▶ **What you are asked to do**: Filter the records below down to lines containing "BuzzFeed".

(Data under study)

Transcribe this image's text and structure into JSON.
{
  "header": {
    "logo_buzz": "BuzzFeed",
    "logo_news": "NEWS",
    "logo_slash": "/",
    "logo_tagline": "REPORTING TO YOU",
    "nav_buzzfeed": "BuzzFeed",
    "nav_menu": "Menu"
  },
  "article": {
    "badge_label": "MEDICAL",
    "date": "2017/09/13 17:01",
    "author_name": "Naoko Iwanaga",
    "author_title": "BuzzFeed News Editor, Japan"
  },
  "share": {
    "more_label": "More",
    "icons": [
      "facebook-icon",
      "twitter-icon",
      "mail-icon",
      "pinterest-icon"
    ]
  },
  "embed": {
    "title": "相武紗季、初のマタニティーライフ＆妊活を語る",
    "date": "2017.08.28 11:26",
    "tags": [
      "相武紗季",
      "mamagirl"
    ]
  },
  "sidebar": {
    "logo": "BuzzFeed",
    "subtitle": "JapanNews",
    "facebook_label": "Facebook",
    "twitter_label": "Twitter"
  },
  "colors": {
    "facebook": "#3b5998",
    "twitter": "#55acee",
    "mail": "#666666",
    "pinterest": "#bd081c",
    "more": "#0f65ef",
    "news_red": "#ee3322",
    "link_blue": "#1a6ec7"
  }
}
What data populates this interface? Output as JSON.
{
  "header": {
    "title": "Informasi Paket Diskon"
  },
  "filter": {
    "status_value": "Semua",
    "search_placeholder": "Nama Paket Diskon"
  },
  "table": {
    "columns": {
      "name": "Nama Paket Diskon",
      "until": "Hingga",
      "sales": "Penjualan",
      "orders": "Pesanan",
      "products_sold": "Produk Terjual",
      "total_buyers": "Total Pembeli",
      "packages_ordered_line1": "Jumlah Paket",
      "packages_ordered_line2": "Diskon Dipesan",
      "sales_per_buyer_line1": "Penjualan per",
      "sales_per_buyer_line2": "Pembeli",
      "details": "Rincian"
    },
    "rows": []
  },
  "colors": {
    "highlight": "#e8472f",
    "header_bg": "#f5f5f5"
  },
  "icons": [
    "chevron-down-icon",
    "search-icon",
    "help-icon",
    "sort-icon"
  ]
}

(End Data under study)

▶ **Output of the exercise**:
    "logo_buzz": "BuzzFeed",
    "nav_buzzfeed": "BuzzFeed",
    "author_title": "BuzzFeed News Editor, Japan"
    "logo": "BuzzFeed",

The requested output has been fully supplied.